Before the hype of the Grammys and the Super Bowl, another media was making waves throughout not just America, but the world. If you haven’t heard of the movie “The Interview” starring Seth Rogen and James Franco, you need to Google it now. Better yet, just read my movie review and you will see what’s had everyone talking for weeks.
The film’s premise follows the entertainment news show that stars Franco’s character, Dave Skylark, and Rogen’s character, producer, Aaron Rapoport. “Skylark Tonight” resembles our E! News or Entertainment Tonight, but way more outrageous.
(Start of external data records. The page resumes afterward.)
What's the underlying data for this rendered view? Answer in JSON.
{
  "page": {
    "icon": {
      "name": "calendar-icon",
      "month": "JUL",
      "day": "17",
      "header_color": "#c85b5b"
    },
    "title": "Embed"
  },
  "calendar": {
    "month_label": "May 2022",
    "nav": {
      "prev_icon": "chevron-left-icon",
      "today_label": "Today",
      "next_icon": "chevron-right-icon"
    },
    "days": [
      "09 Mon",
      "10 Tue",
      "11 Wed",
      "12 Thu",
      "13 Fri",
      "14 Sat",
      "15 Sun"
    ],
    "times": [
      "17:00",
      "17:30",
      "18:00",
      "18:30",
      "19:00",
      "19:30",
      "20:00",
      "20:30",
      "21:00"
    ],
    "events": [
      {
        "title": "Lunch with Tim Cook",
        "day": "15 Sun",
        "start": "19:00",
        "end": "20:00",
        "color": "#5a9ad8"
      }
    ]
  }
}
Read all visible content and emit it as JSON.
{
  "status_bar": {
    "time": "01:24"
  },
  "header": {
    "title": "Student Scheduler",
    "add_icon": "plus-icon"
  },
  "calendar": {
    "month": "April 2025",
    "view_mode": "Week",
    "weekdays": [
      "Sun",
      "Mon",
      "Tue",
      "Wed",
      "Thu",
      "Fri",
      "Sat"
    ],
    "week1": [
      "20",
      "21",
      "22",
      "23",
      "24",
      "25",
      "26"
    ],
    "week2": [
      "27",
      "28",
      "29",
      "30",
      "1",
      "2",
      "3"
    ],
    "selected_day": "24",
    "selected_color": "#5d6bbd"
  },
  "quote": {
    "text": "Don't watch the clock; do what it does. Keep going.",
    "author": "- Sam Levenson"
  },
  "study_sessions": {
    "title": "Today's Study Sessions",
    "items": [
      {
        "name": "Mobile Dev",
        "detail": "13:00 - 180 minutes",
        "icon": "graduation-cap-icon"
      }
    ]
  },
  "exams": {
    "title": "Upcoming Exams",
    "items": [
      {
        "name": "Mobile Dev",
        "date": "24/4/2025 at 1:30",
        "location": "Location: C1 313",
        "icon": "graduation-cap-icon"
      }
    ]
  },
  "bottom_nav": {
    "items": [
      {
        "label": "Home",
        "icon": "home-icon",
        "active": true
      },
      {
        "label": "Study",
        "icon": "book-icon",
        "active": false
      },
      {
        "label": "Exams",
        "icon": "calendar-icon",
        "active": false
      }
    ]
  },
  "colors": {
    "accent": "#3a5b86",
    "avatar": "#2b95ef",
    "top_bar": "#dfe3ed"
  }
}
For example, Dave Skylark sits down with celebrities and gets them to expose something about themselves that the public doesn’t know, like Eminem being gay or Rob Lowe going bald (both are fiction). No one takes them seriously, even when they catch their big break and get the chance to interview the leader of North Korea, Kim Jong-un.
The dialogue between Franco (“Spider-Man” trilogy, “Spring Breakers”) and Rogen is what I like to call “stupid humor,” and is seen in many of their comedy films. Rogen, who’s famous for his hilarious characters in “Neighbors,” “Superbad” and “Pineapple Express,” plays a more serious role opposite Franco in this film. Franco’s famous line from the movie that is said over and over again, “they hate us cause they ain’t us”, will be in your head for weeks. Trust me.
The controversy in the film and what triggered the uproar in real life comes when Agent Lacey (Lizzy Caplan, “Mean Girls”) approaches the men and asks them to kill Kim Jong-un when they go for the interview. After long discussions about inappropriate, off topic things, the two decide to do it.
Mostly, it’s Dave Skylark who wants to do it because he’s ego-centric and believes it will boost his credentials even more. Rapoport is the more cautious of the two and expresses the danger with just traveling to the country.
Obviously, the idea of assassinating the leader of North Korea is what brought pandemonium from their country towards Sony and America. Many people may not know this because it was not big in the media then, but the first reports of distaste about the film came back in June of last year.
The Korean Central News Agency stated that releasing this film “is the most blatant act of terrorism and war and will absolutely not be tolerated.” The following month, the KCNA sent a letter to President Obama asking the film to be pulled.
I think all the hype of seeing this movie didn’t come from the plot or the actors starring in it, it came from the controversy surrounding it. People didn’t even hear about it until it was all over the news and Sony decided to pull it from theaters.
The hack that happened against Sony Pictures Entertainment in November, releasing emails between leaders in the industry talking negatively about actors and other people in the business was, I believe, in direct relation to this film. Even though the North Korean government denied the hack, it’s hard to connect the timing with everything that was going on.
The character of Kim Jong-un is not what you would expect him to be. He likes margaritas and plays basketball and is weirdly obsessed with Katy Perry’s song, “Firework,” which plays a significant role in the film. Skylark and Kim become very close and makes Skylark question the assassination plan against the North Korean leader. I won’t spoil the ending, but you can imagine it was not one that would lift the North Koreans’ spirits.
If you have Netflix or are willing to pay $2.99 on YouTube, you can watch the film now or wait till its DVD release this month. I suggest watching it. I found it hilarious and was laughing out loud the whole time.
Some people told me they didn’t make it 20 minutes in before turning it off. For me, it was worth watching to see what all the hype was about. Like Skylark said, “they hate us cause they ain’t us.”